April 05, 2017 (JUBA) - South Sudan education top official told parents whose children are stranded in the embassy in Harare, Zimbabwe, to raise money to transport them to the country.
- South Sudanese students at their embassy in Kampala, Uganda (ST/File)
The undersecretary in the ministry of higher education, Prof. Bol Deng, said government lacked money to pay for the 37 students who have been occupying South Sudan’s embassy in Harare for days after discontinuation from various universities in the country.
“Now we are asking the parents, if they get some money, let them buy tickets to their sons and bring him back, (home to South Sudan),” Deng told Eye Radio Wednesday.
The undersecretary further explained that the government has not money to cover the cost, estimated at $1.7 for the 150 students studying in different institutions in the Southern African country.
At least 37 students, mostly studying medicine and other medical course, camped at the South Sudanese embassy in Harare last week after being dismissed due to lack of tuition payment for a period of two years. However, 113 students, studying social sciences and law, have been allowed to continue by the Zimbabwean universities, but their future remain uncertain due Juba failure to pay tuition fees.

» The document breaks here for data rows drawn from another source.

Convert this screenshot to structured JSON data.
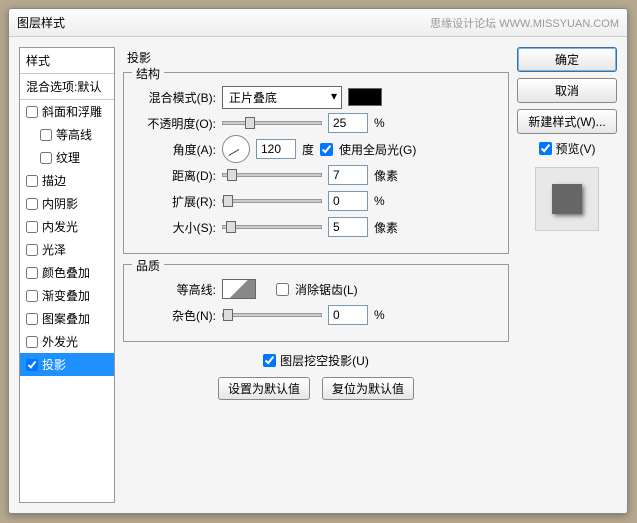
{
  "titlebar": {
    "title": "图层样式",
    "watermark": "思缘设计论坛  WWW.MISSYUAN.COM"
  },
  "left": {
    "header": "样式",
    "blend": "混合选项:默认",
    "items": [
      {
        "label": "斜面和浮雕",
        "checked": false,
        "indent": false
      },
      {
        "label": "等高线",
        "checked": false,
        "indent": true
      },
      {
        "label": "纹理",
        "checked": false,
        "indent": true
      },
      {
        "label": "描边",
        "checked": false,
        "indent": false
      },
      {
        "label": "内阴影",
        "checked": false,
        "indent": false
      },
      {
        "label": "内发光",
        "checked": false,
        "indent": false
      },
      {
        "label": "光泽",
        "checked": false,
        "indent": false
      },
      {
        "label": "颜色叠加",
        "checked": false,
        "indent": false
      },
      {
        "label": "渐变叠加",
        "checked": false,
        "indent": false
      },
      {
        "label": "图案叠加",
        "checked": false,
        "indent": false
      },
      {
        "label": "外发光",
        "checked": false,
        "indent": false
      },
      {
        "label": "投影",
        "checked": true,
        "indent": false,
        "selected": true
      }
    ]
  },
  "mid": {
    "section_title": "投影",
    "structure": {
      "legend": "结构",
      "blend_label": "混合模式(B):",
      "blend_value": "正片叠底",
      "opacity_label": "不透明度(O):",
      "opacity_value": "25",
      "opacity_unit": "%",
      "angle_label": "角度(A):",
      "angle_value": "120",
      "angle_unit": "度",
      "global_light": "使用全局光(G)",
      "global_checked": true,
      "distance_label": "距离(D):",
      "distance_value": "7",
      "distance_unit": "像素",
      "spread_label": "扩展(R):",
      "spread_value": "0",
      "spread_unit": "%",
      "size_label": "大小(S):",
      "size_value": "5",
      "size_unit": "像素"
    },
    "quality": {
      "legend": "品质",
      "contour_label": "等高线:",
      "antialias": "消除锯齿(L)",
      "antialias_checked": false,
      "noise_label": "杂色(N):",
      "noise_value": "0",
      "noise_unit": "%"
    },
    "knockout": "图层挖空投影(U)",
    "knockout_checked": true,
    "defaults": {
      "set": "设置为默认值",
      "reset": "复位为默认值"
    }
  },
  "right": {
    "ok": "确定",
    "cancel": "取消",
    "newstyle": "新建样式(W)...",
    "preview_label": "预览(V)",
    "preview_checked": true
  }
}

The students, currently camping up at their embassy in Harare sent messages through social media to their parents in South Sudan, detailing the lack of food, clean drinking water, among others.
“We have been pleading our government to clear our fees for the last three semesters but nothing has materialized. Our documents were approved by His Excellency the President Gen. Salva Kiir Mayardit but the ministry of finance and the central bank have seated on our papers. We urge His Excellency the President to instruct the minister of finance and the director of central bank,” Ador Jalang, a student of chemical engineering at Harare Institute of Technology, said in an email to Sudan Tribune on Wednesday.

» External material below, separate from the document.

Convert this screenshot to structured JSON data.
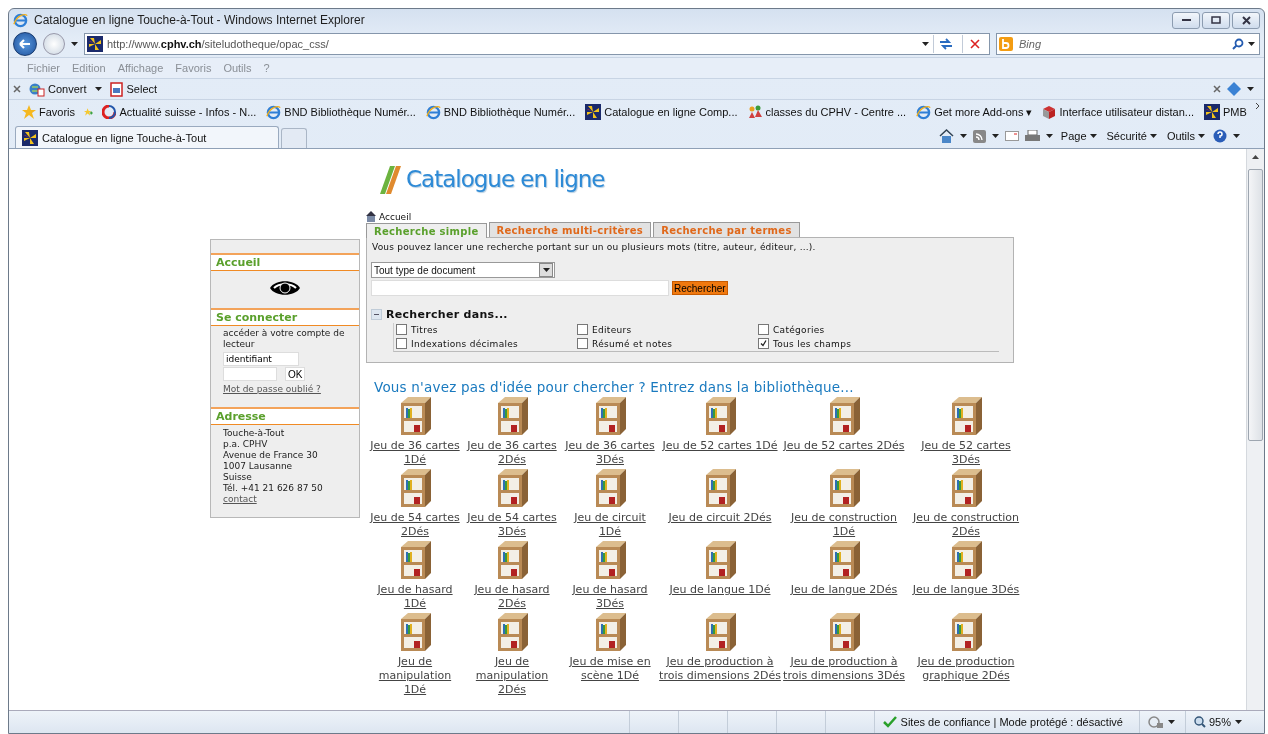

He said a total of 148 students from the University of Zimbabwe, Chinoyi University, Harare Institute of Technology, National University of Science and Technology, Great Zimbabwe University and Midland State University were among those affected by the problem.
The President of the students union, Moses Kat Monyjok, said they need help, urging South Sudan government to fulfill its obligations.
“If that is the case (for students to return to South Sudan) it is unfortunate because we are in third year and some of us are on (study) attachment. If we are told to go back what do you think the students are going to do at home,” said Monyjok.
“Our parents cannot take our responsibility because when we came we did sign on papers and the government stated that they will cater for all; for our fees and they will also be responsible for our tickets when we get back,” he was quoted saying on Wednesday.